There has been a significant buzz about the new cost of homelessness study released last month by Destination:Home. It is described on their website as “The largest and most comprehensive body of information that has been assembled in the United States to analyze the public costs of homelessness.”
I am really glad that someone is looking into this. We all know that having homeless people is costly to a society. There are financial costs, environmental costs, as well as social and moral costs. It is really difficult to quantify how much homelessness affects our society, and it is great that someone rolled up their sleeves and tried to crunch the economic numbers. They looked at medical costs, criminal justice system costs, and social services costs before and after housing. But there are a couple of caveats.
The study determined that it makes fiscal sense for our society to pay for housing for homeless people. They looked specifically at the “tenth cost decile” (the 10% who were the most expensive homeless people in the system because of ER visits, hospitalizations, jail time, social service money, etc.), and determined that when the 10th Decile People lived outside, they cost The System an average of $62,473 per year. They then stated that after housing, they estimated that they would cost society an average of $19,767 per year. This results in an average cost savings to society of $42,706 per year, which sounds fantastic!
But here come the caveats, which we summarize in the modified infographics below.
- Caveat #1: The post-housing number ($19,767) does not include the cost of housing. It only estimates the cost savings in healthcare utilization, criminal justice activity, jail and social services spending after a person is housed.
- Caveat #2: The pre housing numbers include a substantial amount of incarceration costs (about 15% of the pre-housed cost of services). The incarceration costs, by definition, go to zero in the post housing data. That’s of course true, but would be true whether or not the person was housed after incarceration.
- Caveat #3: The post-housing number ($19,767) does not include any data from our homeless population in San Jose. According to the study’s author, at the time the study window closed in 2012, they were not able to find enough housed study participants to collect post-housing data. So, they matched San Jose homeless study participants with homeless people in Los Angeles with similar characteristics who had been housed previously and had participated in a different study, then used the LA data to estimate the post-housing costs in San Jose. A little research sleight of hand perhaps, but the study’s author says he is confident that the subjects were well matched and the data should be accurate.
- Caveat #4: All of these numbers apply only to the Tenth Cost Decile. Housing younger, healthier homeless people who stay out of legal trouble results in less cost savings. But one could argue that they would be easier to house, and would be more likely to stay housed, with less need for intensive case management.

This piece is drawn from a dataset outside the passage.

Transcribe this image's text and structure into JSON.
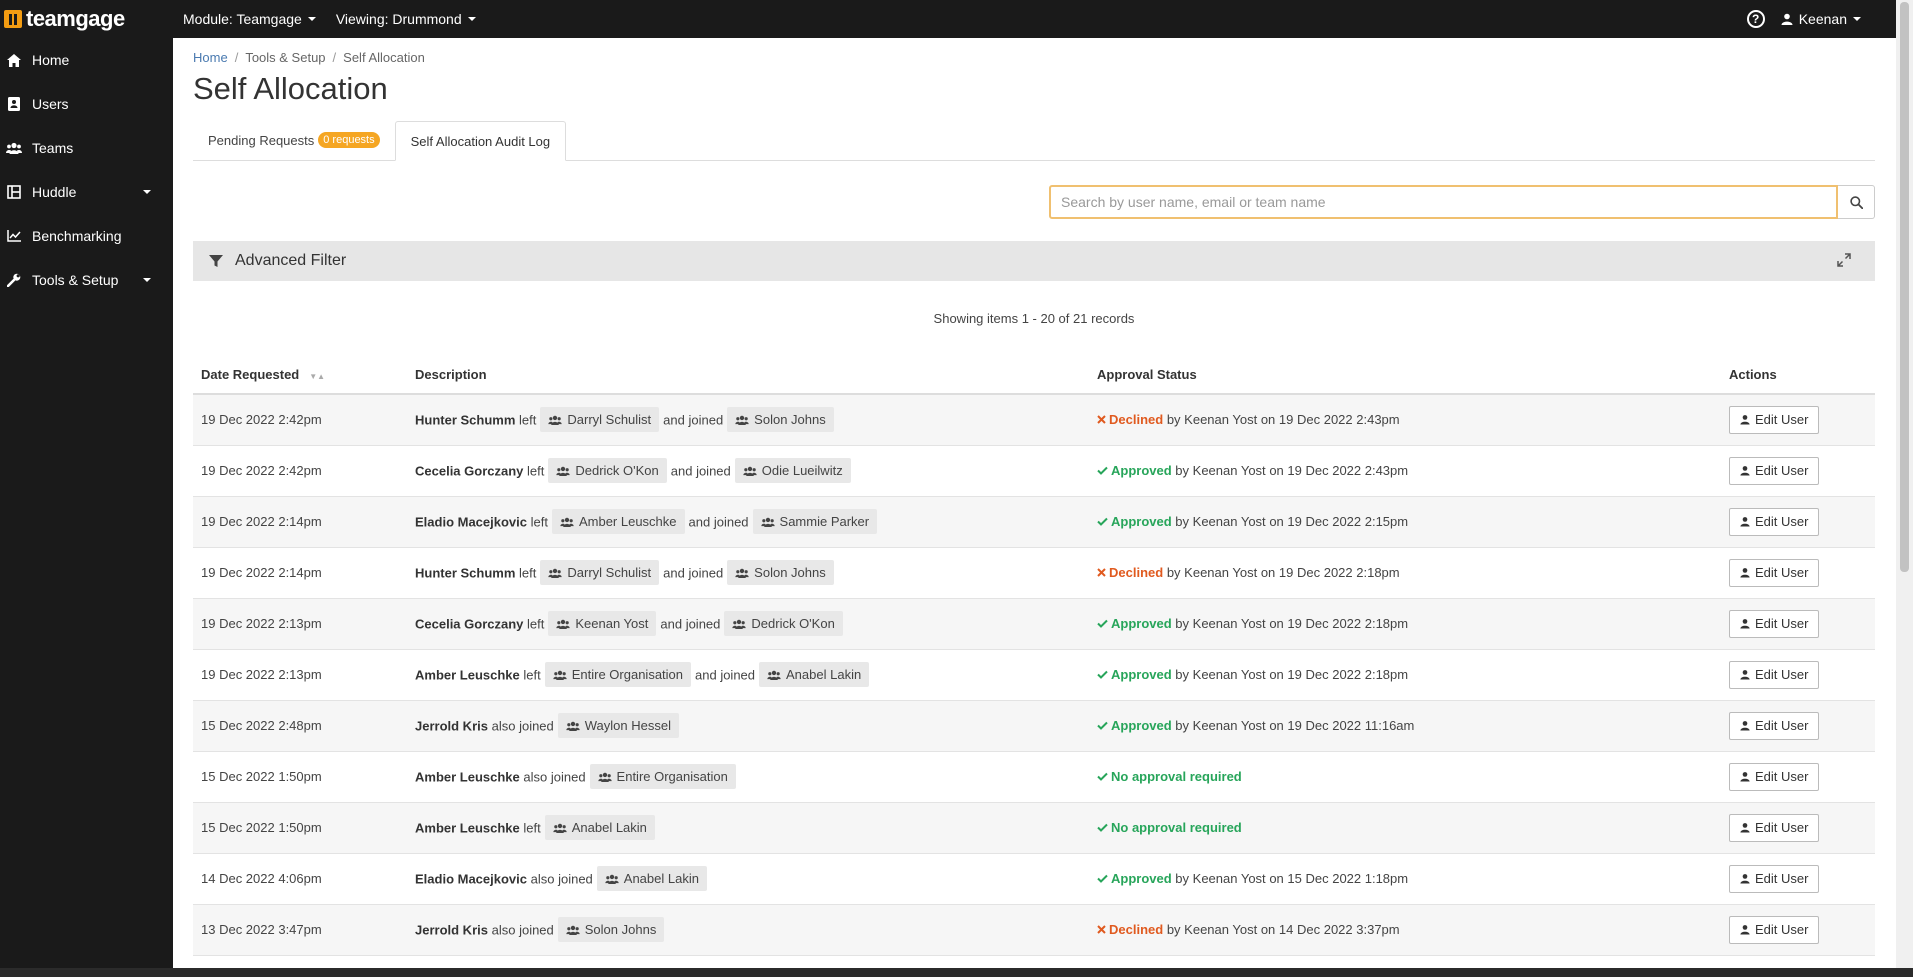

Ultimately, I am glad they are studying this and I am thrilled that more and more people are interested in helping our homeless neighbors go to stable, safe living environments. Destination:Home does really good work, pushing for more and more housing opportunities for the homeless. I believe that there is a moral imperative for our society to care for our poor neighbors and alleviating their suffering.
I also believe that scientific research is helpful in guiding our leaders to make wise decisions about how to spend our collective money, and that full disclosure is important. I would like to see the little (not statistically significant) data they did collect on San Jose’s 10th Decile homeless, as this could give us clues about what does and does not work in housing the 10th Decile People as we wrestle with possible solutions. And I hope that more and more data will come with time as the Office of Supportive Housing works hard, housing more and more formerly homeless people.
If you are interested in donating to Destination:Home, you can do so on their website. They can use small donations to help with move-in costs including basic furniture and household items. They can use larger donations to help secure more housing for the homeless. http://destinationhomescc.org/contribute/